→ The problem
Each line of the data that includes the string "face" is to be copied out.

Data excerpts:

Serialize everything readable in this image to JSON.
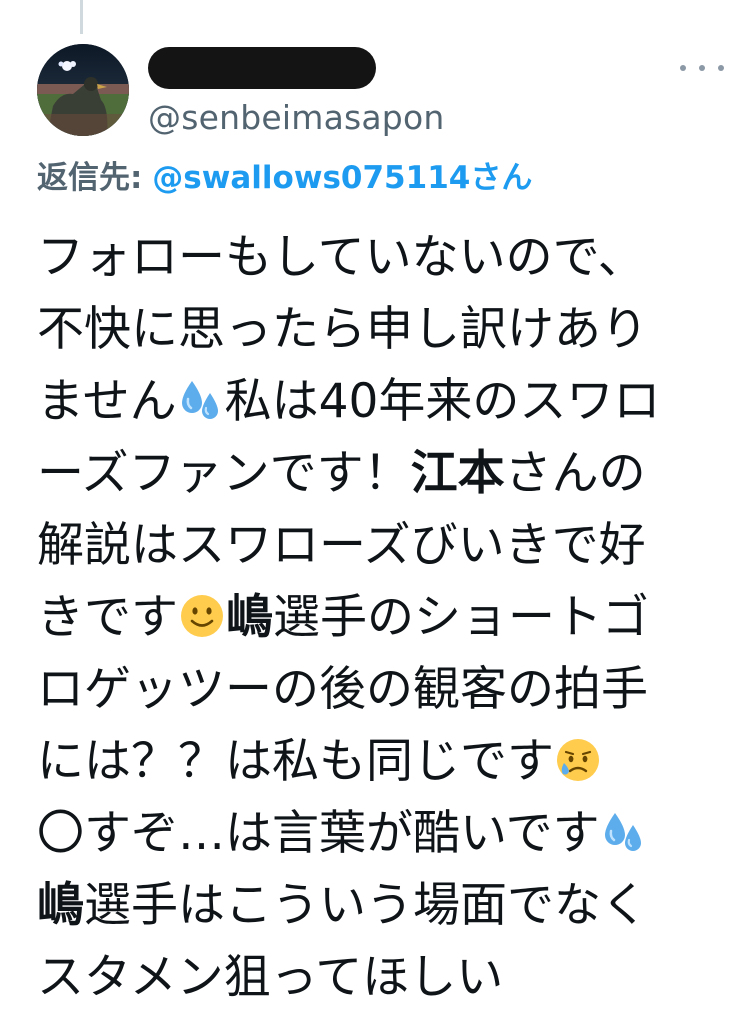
{
  "tweet": {
    "handle": "@senbeimasapon",
    "reply_label": "返信先:",
    "reply_mention": "@swallows075114さん",
    "lines": [
      [
        "フォローもしていないので、"
      ],
      [
        "不快に思ったら申し訳けあり"
      ],
      [
        "ません",
        "私は40年来のスワロ"
      ],
      [
        "ーズファンです！",
        "江本",
        "さんの"
      ],
      [
        "解説はスワローズびいきで好"
      ],
      [
        "きです",
        "嶋",
        "選手のショートゴ"
      ],
      [
        "ロゲッツーの後の観客の拍手"
      ],
      [
        "には？？は私も同じです"
      ],
      [
        "〇すぞ…は言葉が酷いです"
      ],
      [
        "嶋",
        "選手はこういう場面でなく"
      ],
      [
        "スタメン狙ってほしい"
      ]
    ]
  },
  "icons": {
    "more": "more-horizontal-icon",
    "sweat": "sweat-droplets-icon",
    "smile": "slightly-smiling-face-icon",
    "sad": "sad-but-relieved-face-icon"
  },
  "colors": {
    "link": "#1d9bf0",
    "secondary_text": "#536471",
    "primary_text": "#0f1419"
  }
}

→ Response box
    "smile": "slightly-smiling-face-icon",
    "sad": "sad-but-relieved-face-icon"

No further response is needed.